▶ [Work required] Retype the data exactly, so that every line matches the original.

[Input data Boundary: Start]

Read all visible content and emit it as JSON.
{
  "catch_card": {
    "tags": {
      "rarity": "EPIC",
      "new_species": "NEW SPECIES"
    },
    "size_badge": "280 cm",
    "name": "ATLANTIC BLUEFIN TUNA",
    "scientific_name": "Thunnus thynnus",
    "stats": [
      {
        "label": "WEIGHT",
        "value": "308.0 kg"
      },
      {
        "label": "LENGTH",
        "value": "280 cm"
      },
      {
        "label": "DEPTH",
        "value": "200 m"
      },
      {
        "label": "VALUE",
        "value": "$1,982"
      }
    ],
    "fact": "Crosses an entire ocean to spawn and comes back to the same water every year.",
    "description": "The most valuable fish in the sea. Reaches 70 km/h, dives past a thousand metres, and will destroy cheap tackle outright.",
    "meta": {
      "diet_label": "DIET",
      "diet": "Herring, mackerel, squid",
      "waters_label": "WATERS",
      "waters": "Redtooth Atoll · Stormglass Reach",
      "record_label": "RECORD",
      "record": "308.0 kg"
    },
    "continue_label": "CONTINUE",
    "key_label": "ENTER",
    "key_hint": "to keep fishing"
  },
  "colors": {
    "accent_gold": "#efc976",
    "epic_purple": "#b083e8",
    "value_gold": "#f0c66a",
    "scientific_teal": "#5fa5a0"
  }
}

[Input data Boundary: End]

▶ [Solution to this problem]
Read all visible content and emit it as JSON.
{
  "catch_card": {
    "tags": {
      "rarity": "EPIC",
      "new_species": "NEW SPECIES"
    },
    "size_badge": "280 cm",
    "name": "ATLANTIC BLUEFIN TUNA",
    "scientific_name": "Thunnus thynnus",
    "stats": [
      {
        "label": "WEIGHT",
        "value": "308.0 kg"
      },
      {
        "label": "LENGTH",
        "value": "280 cm"
      },
      {
        "label": "DEPTH",
        "value": "200 m"
      },
      {
        "label": "VALUE",
        "value": "$1,982"
      }
    ],
    "fact": "Crosses an entire ocean to spawn and comes back to the same water every year.",
    "description": "The most valuable fish in the sea. Reaches 70 km/h, dives past a thousand metres, and will destroy cheap tackle outright.",
    "meta": {
      "diet_label": "DIET",
      "diet": "Herring, mackerel, squid",
      "waters_label": "WATERS",
      "waters": "Redtooth Atoll · Stormglass Reach",
      "record_label": "RECORD",
      "record": "308.0 kg"
    },
    "continue_label": "CONTINUE",
    "key_label": "ENTER",
    "key_hint": "to keep fishing"
  },
  "colors": {
    "accent_gold": "#efc976",
    "epic_purple": "#b083e8",
    "value_gold": "#f0c66a",
    "scientific_teal": "#5fa5a0"
  }
}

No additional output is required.